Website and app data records
---

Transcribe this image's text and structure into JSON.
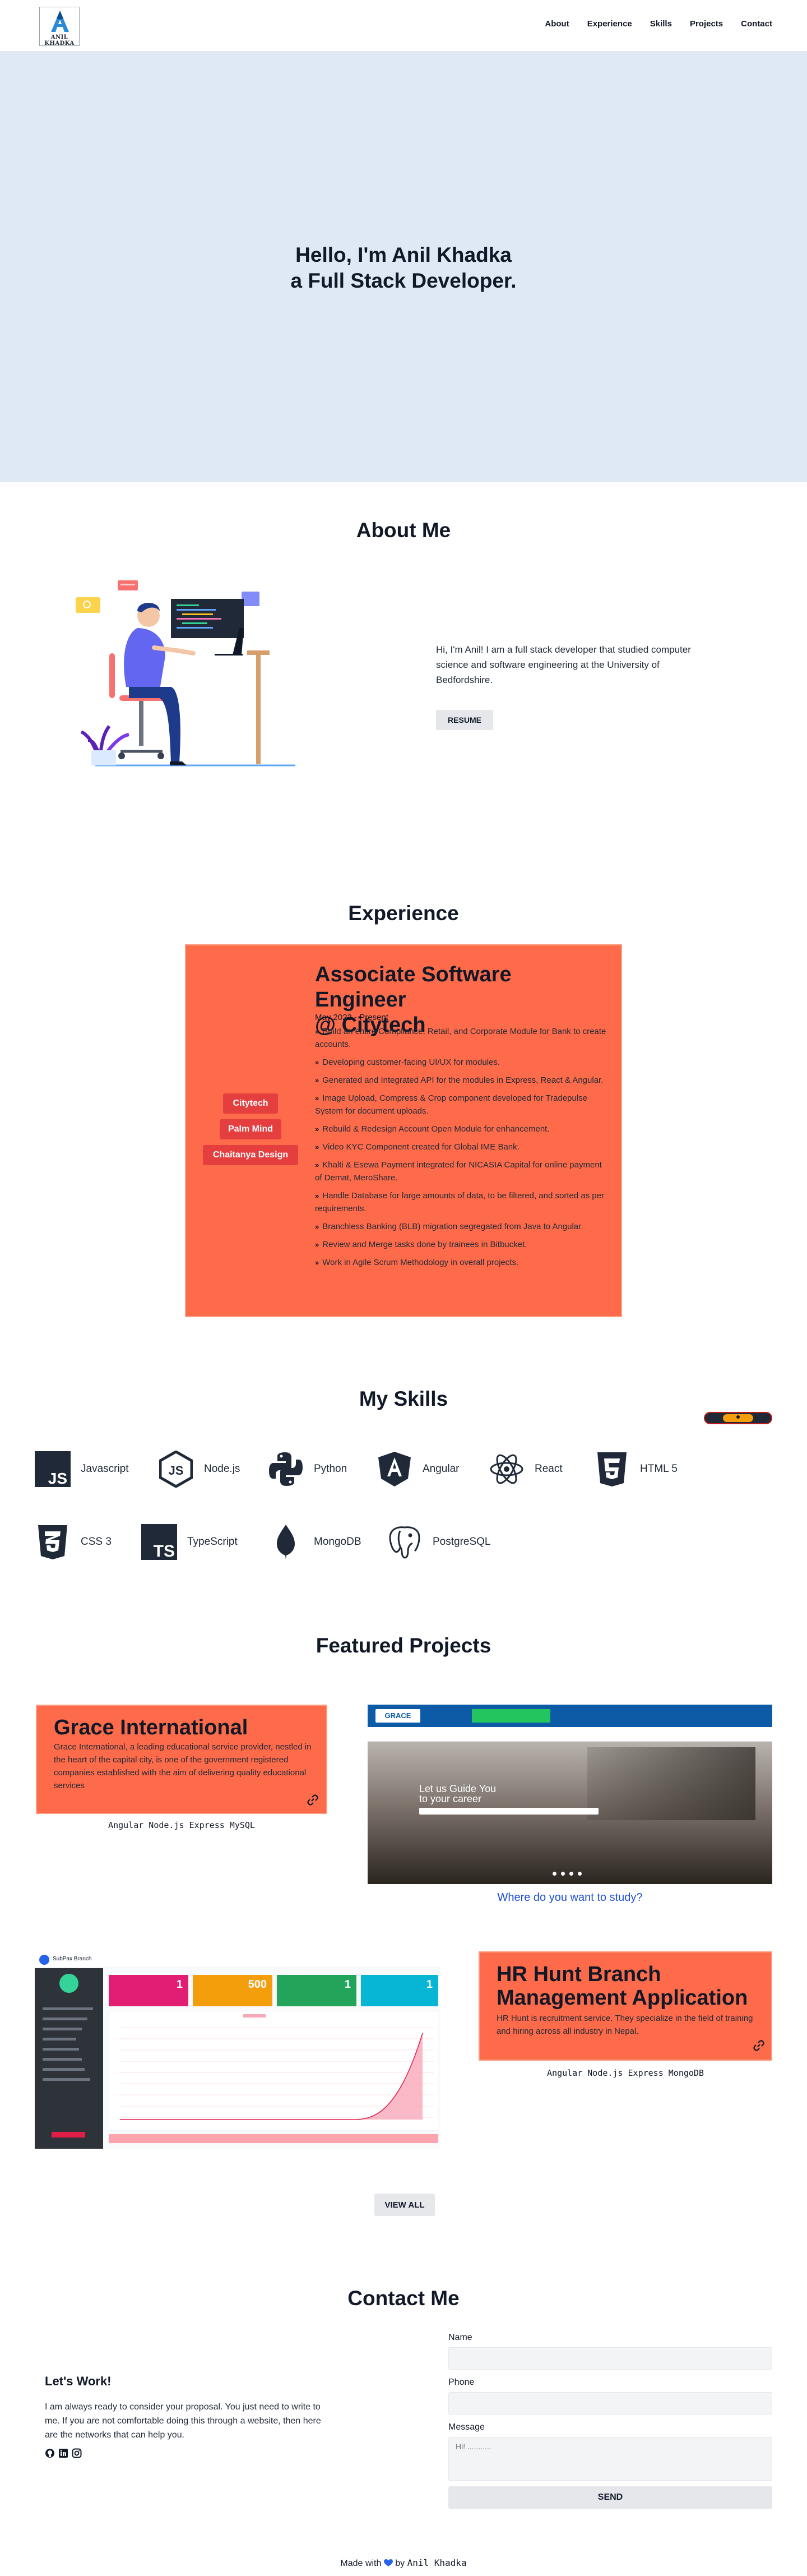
{
  "brand": {
    "logo_text": "ANIL KHADKA",
    "accent": "#fe6b4a",
    "hero_bg": "#dfe8f5"
  },
  "nav": {
    "links": [
      "About",
      "Experience",
      "Skills",
      "Projects",
      "Contact"
    ]
  },
  "hero": {
    "line1": "Hello, I'm Anil Khadka",
    "line2": "a Full Stack Developer."
  },
  "about": {
    "title": "About Me",
    "text": "Hi, I'm Anil! I am a full stack developer that studied computer science and software engineering at the University of Bedfordshire.",
    "resume_label": "RESUME"
  },
  "experience": {
    "title": "Experience",
    "tabs": [
      "Citytech",
      "Palm Mind",
      "Chaitanya Design"
    ],
    "role_line1": "Associate Software Engineer",
    "role_line2": "@ Citytech",
    "date": "May 2022 - Present",
    "bullets": [
      "Build an entire Compliance, Retail, and Corporate Module for Bank to create accounts.",
      "Developing customer-facing UI/UX for modules.",
      "Generated and Integrated API for the modules in Express, React & Angular.",
      "Image Upload, Compress & Crop component developed for Tradepulse System for document uploads.",
      "Rebuild & Redesign Account Open Module for enhancement.",
      "Video KYC Component created for Global IME Bank.",
      "Khalti & Esewa Payment integrated for NICASIA Capital for online payment of Demat, MeroShare.",
      "Handle Database for large amounts of data, to be filtered, and sorted as per requirements.",
      "Branchless Banking (BLB) migration segregated from Java to Angular.",
      "Review and Merge tasks done by trainees in Bitbucket.",
      "Work in Agile Scrum Methodology in overall projects."
    ]
  },
  "skills": {
    "title": "My Skills",
    "items": [
      {
        "name": "Javascript",
        "icon": "js-icon"
      },
      {
        "name": "Node.js",
        "icon": "nodejs-icon"
      },
      {
        "name": "Python",
        "icon": "python-icon"
      },
      {
        "name": "Angular",
        "icon": "angular-icon"
      },
      {
        "name": "React",
        "icon": "react-icon"
      },
      {
        "name": "HTML 5",
        "icon": "html5-icon"
      },
      {
        "name": "CSS 3",
        "icon": "css3-icon"
      },
      {
        "name": "TypeScript",
        "icon": "typescript-icon"
      },
      {
        "name": "MongoDB",
        "icon": "mongodb-icon"
      },
      {
        "name": "PostgreSQL",
        "icon": "postgresql-icon"
      }
    ]
  },
  "projects": {
    "title": "Featured Projects",
    "items": [
      {
        "title": "Grace International",
        "description": "Grace International, a leading educational service provider, nestled in the heart of the capital city, is one of the government registered companies established with the aim of delivering quality educational services",
        "tech": "Angular Node.js Express MySQL",
        "screenshot": {
          "brand": "GRACE",
          "headline_line1": "Let us Guide You",
          "headline_line2": "to your career",
          "caption": "Where do you want to study?"
        }
      },
      {
        "title_line1": "HR Hunt Branch",
        "title_line2": "Management Application",
        "description": "HR Hunt is recruitment service. They specialize in the field of training and hiring across all industry in Nepal.",
        "tech": "Angular Node.js Express MongoDB",
        "screenshot": {
          "brand": "SubPax Branch",
          "stats": [
            "1",
            "500",
            "1",
            "1"
          ]
        }
      }
    ],
    "view_all_label": "VIEW ALL"
  },
  "contact": {
    "title": "Contact Me",
    "heading": "Let's Work!",
    "text": "I am always ready to consider your proposal. You just need to write to me. If you are not comfortable doing this through a website, then here are the networks that can help you.",
    "fields": {
      "name_label": "Name",
      "phone_label": "Phone",
      "message_label": "Message",
      "message_placeholder": "Hi! ..........."
    },
    "send_label": "SEND"
  },
  "footer": {
    "prefix": "Made with",
    "by": "by",
    "author": "Anil Khadka"
  }
}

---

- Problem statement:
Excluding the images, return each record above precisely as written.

- Expected output:
Transcribe this image's text and structure into JSON.
{
  "brand": {
    "logo_text": "ANIL KHADKA",
    "accent": "#fe6b4a",
    "hero_bg": "#dfe8f5"
  },
  "nav": {
    "links": [
      "About",
      "Experience",
      "Skills",
      "Projects",
      "Contact"
    ]
  },
  "hero": {
    "line1": "Hello, I'm Anil Khadka",
    "line2": "a Full Stack Developer."
  },
  "about": {
    "title": "About Me",
    "text": "Hi, I'm Anil! I am a full stack developer that studied computer science and software engineering at the University of Bedfordshire.",
    "resume_label": "RESUME"
  },
  "experience": {
    "title": "Experience",
    "tabs": [
      "Citytech",
      "Palm Mind",
      "Chaitanya Design"
    ],
    "role_line1": "Associate Software Engineer",
    "role_line2": "@ Citytech",
    "date": "May 2022 - Present",
    "bullets": [
      "Build an entire Compliance, Retail, and Corporate Module for Bank to create accounts.",
      "Developing customer-facing UI/UX for modules.",
      "Generated and Integrated API for the modules in Express, React & Angular.",
      "Image Upload, Compress & Crop component developed for Tradepulse System for document uploads.",
      "Rebuild & Redesign Account Open Module for enhancement.",
      "Video KYC Component created for Global IME Bank.",
      "Khalti & Esewa Payment integrated for NICASIA Capital for online payment of Demat, MeroShare.",
      "Handle Database for large amounts of data, to be filtered, and sorted as per requirements.",
      "Branchless Banking (BLB) migration segregated from Java to Angular.",
      "Review and Merge tasks done by trainees in Bitbucket.",
      "Work in Agile Scrum Methodology in overall projects."
    ]
  },
  "skills": {
    "title": "My Skills",
    "items": [
      {
        "name": "Javascript",
        "icon": "js-icon"
      },
      {
        "name": "Node.js",
        "icon": "nodejs-icon"
      },
      {
        "name": "Python",
        "icon": "python-icon"
      },
      {
        "name": "Angular",
        "icon": "angular-icon"
      },
      {
        "name": "React",
        "icon": "react-icon"
      },
      {
        "name": "HTML 5",
        "icon": "html5-icon"
      },
      {
        "name": "CSS 3",
        "icon": "css3-icon"
      },
      {
        "name": "TypeScript",
        "icon": "typescript-icon"
      },
      {
        "name": "MongoDB",
        "icon": "mongodb-icon"
      },
      {
        "name": "PostgreSQL",
        "icon": "postgresql-icon"
      }
    ]
  },
  "projects": {
    "title": "Featured Projects",
    "items": [
      {
        "title": "Grace International",
        "description": "Grace International, a leading educational service provider, nestled in the heart of the capital city, is one of the government registered companies established with the aim of delivering quality educational services",
        "tech": "Angular Node.js Express MySQL",
        "screenshot": {
          "brand": "GRACE",
          "headline_line1": "Let us Guide You",
          "headline_line2": "to your career",
          "caption": "Where do you want to study?"
        }
      },
      {
        "title_line1": "HR Hunt Branch",
        "title_line2": "Management Application",
        "description": "HR Hunt is recruitment service. They specialize in the field of training and hiring across all industry in Nepal.",
        "tech": "Angular Node.js Express MongoDB",
        "screenshot": {
          "brand": "SubPax Branch",
          "stats": [
            "1",
            "500",
            "1",
            "1"
          ]
        }
      }
    ],
    "view_all_label": "VIEW ALL"
  },
  "contact": {
    "title": "Contact Me",
    "heading": "Let's Work!",
    "text": "I am always ready to consider your proposal. You just need to write to me. If you are not comfortable doing this through a website, then here are the networks that can help you.",
    "fields": {
      "name_label": "Name",
      "phone_label": "Phone",
      "message_label": "Message",
      "message_placeholder": "Hi! ..........."
    },
    "send_label": "SEND"
  },
  "footer": {
    "prefix": "Made with",
    "by": "by",
    "author": "Anil Khadka"
  }
}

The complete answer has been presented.